Regia was hired to do this little film when the series came out in England. They sailed The Bear up the Thames and invaded London! An utterly delightful film, with more accuracy in two minutes than the series had in nine hours! 🙂
Some “Viking reenactors” standing there at an event in biker boots, spex and talking on a mobile phone will look indignant and angrily castigate you if they hear you calling them fantasy. “We’re historical” they insist. “We don’t have dragons or spells!”
Too bad they are as accurate in their definitions as they are about their kit…
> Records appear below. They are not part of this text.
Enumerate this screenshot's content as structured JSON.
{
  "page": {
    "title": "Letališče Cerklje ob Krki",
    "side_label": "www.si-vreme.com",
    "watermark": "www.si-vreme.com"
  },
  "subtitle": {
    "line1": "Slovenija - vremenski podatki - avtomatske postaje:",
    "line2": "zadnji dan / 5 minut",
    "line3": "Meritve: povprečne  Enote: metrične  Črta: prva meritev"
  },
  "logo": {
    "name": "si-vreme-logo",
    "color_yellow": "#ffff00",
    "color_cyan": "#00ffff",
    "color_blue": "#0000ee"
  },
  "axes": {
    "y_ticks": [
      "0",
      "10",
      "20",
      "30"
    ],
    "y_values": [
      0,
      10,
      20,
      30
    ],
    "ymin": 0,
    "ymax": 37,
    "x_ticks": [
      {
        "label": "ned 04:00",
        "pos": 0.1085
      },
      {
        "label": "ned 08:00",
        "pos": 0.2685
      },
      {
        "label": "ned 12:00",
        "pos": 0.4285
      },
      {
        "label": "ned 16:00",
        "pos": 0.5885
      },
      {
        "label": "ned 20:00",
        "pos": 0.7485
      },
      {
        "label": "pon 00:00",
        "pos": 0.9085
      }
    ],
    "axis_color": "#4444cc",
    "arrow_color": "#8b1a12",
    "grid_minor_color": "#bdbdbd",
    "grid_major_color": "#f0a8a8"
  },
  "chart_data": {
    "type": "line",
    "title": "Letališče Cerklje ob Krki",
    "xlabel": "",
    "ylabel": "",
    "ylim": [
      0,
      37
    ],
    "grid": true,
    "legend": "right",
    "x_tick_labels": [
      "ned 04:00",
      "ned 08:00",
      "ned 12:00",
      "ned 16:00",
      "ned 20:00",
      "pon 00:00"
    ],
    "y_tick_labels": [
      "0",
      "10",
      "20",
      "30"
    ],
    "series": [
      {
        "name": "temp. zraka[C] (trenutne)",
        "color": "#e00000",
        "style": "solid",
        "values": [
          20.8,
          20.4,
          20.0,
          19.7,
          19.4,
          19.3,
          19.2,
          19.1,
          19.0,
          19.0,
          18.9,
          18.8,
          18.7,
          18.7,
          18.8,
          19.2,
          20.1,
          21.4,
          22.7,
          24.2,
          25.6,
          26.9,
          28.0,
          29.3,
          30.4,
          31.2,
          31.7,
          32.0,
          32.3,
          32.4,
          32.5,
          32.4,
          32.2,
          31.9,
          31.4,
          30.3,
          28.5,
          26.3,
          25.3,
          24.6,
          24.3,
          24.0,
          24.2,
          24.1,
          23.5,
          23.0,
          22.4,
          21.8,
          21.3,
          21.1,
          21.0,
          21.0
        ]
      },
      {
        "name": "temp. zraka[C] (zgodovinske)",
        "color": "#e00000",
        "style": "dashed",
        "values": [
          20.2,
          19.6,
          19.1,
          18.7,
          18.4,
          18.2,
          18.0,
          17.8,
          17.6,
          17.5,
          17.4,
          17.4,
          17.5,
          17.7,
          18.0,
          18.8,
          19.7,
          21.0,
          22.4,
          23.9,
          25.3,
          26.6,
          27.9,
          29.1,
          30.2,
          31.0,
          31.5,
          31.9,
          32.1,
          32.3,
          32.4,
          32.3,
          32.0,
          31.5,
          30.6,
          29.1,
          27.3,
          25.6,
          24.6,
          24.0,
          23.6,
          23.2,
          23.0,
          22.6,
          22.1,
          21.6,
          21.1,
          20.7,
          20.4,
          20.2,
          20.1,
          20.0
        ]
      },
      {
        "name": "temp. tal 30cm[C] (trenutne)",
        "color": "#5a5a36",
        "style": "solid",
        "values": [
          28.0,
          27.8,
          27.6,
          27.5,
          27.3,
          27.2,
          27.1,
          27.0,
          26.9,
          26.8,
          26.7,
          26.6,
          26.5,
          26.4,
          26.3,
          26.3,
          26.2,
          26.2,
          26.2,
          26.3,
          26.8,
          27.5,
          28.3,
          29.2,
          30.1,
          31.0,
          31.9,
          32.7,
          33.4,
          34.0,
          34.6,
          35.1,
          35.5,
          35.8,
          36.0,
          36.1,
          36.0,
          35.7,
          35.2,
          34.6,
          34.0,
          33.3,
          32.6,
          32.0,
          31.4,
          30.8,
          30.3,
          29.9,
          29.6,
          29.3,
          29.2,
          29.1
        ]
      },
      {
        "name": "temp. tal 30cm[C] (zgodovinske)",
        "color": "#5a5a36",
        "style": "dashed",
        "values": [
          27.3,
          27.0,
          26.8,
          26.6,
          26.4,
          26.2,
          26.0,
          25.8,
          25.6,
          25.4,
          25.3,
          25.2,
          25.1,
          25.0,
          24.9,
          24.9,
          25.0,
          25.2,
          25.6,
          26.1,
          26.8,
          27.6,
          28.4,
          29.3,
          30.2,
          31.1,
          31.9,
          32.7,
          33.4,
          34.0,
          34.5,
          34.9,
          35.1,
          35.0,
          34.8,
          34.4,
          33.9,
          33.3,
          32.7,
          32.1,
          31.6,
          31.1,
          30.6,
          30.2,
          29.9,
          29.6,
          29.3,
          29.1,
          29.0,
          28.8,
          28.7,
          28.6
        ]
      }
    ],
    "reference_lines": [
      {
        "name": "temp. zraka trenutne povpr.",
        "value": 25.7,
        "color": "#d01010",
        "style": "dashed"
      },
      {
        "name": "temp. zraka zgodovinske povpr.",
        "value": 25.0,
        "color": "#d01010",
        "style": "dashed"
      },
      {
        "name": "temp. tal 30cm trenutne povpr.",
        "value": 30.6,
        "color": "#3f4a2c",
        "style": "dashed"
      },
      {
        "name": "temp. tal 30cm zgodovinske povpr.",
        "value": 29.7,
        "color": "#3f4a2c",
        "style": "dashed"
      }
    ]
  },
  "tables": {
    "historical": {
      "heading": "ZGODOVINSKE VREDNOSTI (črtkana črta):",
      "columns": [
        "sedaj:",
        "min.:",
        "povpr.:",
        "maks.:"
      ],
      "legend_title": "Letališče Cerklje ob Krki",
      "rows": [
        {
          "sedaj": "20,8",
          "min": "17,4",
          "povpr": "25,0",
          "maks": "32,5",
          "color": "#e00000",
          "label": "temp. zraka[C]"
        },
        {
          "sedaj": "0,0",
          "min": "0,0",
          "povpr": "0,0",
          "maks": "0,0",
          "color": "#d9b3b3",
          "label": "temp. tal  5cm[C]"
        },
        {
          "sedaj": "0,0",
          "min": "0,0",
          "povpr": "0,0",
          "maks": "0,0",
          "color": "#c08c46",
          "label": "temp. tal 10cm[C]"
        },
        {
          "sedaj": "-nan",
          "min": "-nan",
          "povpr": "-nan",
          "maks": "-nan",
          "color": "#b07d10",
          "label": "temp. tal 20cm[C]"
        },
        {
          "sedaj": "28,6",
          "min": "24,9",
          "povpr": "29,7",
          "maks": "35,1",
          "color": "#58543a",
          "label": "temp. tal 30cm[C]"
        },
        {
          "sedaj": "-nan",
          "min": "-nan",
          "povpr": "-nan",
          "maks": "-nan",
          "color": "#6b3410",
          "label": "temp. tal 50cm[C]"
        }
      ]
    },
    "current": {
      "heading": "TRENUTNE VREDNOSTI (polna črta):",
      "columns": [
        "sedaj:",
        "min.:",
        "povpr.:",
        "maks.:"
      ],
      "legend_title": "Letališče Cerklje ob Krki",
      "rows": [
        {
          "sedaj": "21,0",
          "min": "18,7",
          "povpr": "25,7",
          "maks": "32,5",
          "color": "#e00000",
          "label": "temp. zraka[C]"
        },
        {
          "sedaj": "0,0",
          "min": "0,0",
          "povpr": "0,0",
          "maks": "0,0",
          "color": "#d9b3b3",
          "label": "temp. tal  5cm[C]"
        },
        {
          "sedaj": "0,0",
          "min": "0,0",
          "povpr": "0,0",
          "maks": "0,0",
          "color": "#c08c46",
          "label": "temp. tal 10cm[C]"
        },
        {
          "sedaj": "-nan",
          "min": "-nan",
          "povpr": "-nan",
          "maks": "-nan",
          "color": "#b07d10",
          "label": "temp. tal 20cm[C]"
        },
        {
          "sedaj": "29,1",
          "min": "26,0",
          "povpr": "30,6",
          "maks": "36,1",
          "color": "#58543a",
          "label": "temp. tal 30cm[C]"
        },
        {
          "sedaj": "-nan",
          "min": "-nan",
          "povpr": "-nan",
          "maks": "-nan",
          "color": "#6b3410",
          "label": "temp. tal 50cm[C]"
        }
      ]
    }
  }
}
What is Fantasy? Many of the popular contemporary definitions associate the term only with High Fantasy. For example, Wikipedia notes that it is a
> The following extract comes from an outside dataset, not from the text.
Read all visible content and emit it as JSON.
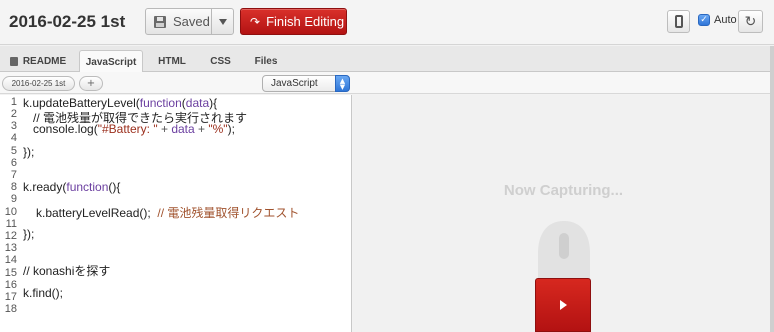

A genre of fiction that commonly uses magic and other supernatural phenomena as a primary plot element, theme, or setting. Many works within the genre take place in imaginary worlds where magic and magical creatures are common.
In other words as long as you don’t have to deal with dragons or magic or shapechangers, you are not doing with fantasy. A convenient definition that allows you to be as farby as you want as long as you’re not farby in one certain way. However, good living history is seldom what is the most convenient.
If you look at the standard definition for fantasy, it is somewhat different and much more relevant. Fantasy is “The faculty or activity of imagining things that are impossible or improbable.” Although at its core, it means that all living history—no matter how accurate—is fantasy, I find such a definition to be a straw man, much like whining retorts of, “But you use a car to get to events and get vaccinated and use modern dental care…” Many might call me an extremist on the subject in many ways, I consider that too extreme, and acceptance of that terminology means the validation of farb. But for me, it means that farby living history is fantasy.
More precisely, a knowing farb is fantasy. And when I call a half-ass reenactment fantasy, I am saying it is farby and has participants are not willing to improve as a whole. All good reenactment has rules governing their accuracy—authenticity regs is the preferred term—and those who ignore these rules are farbs (those who have no rules at all regarding accuracy are farbs as well). Those who refuse to adopt any authenticity regs for their society are farbs. As a RevWar friend once noted, “What you permit, you promote!” And in so doing, many of these societies are promoting fantasy!
Something that is fantasy is not necessarily bad. Two-Gun Bobby Howard is often fantasy. “The Long Ships” is fantasy. Steampunk is fantasy. Dagorhir is fantasy. Cosplay is fantasy. Skiffy cons are often fantasy. Loads of things are fantasy, and the person writing it, producing it or participating in it freely admits that it is fantasy and not history or anything else, even if it contains things that are historical or factual.
If a person says he is doing fantasy and then does fantasy, is there anyone who is hurt? I somehow don’t think so. But when someone dresses in a fantasy style and then insists that he is recreating history, that he is historical, that he are reenacting or recreating history, I think that is akin to someone saying he is vegetarian as he bite into the bloody steak. I have no respect for him, not because he exhibits fantasy but because he then claims it is not fantasy. Ignorance is one thing and can be corrected; not necessarily hypocrisy!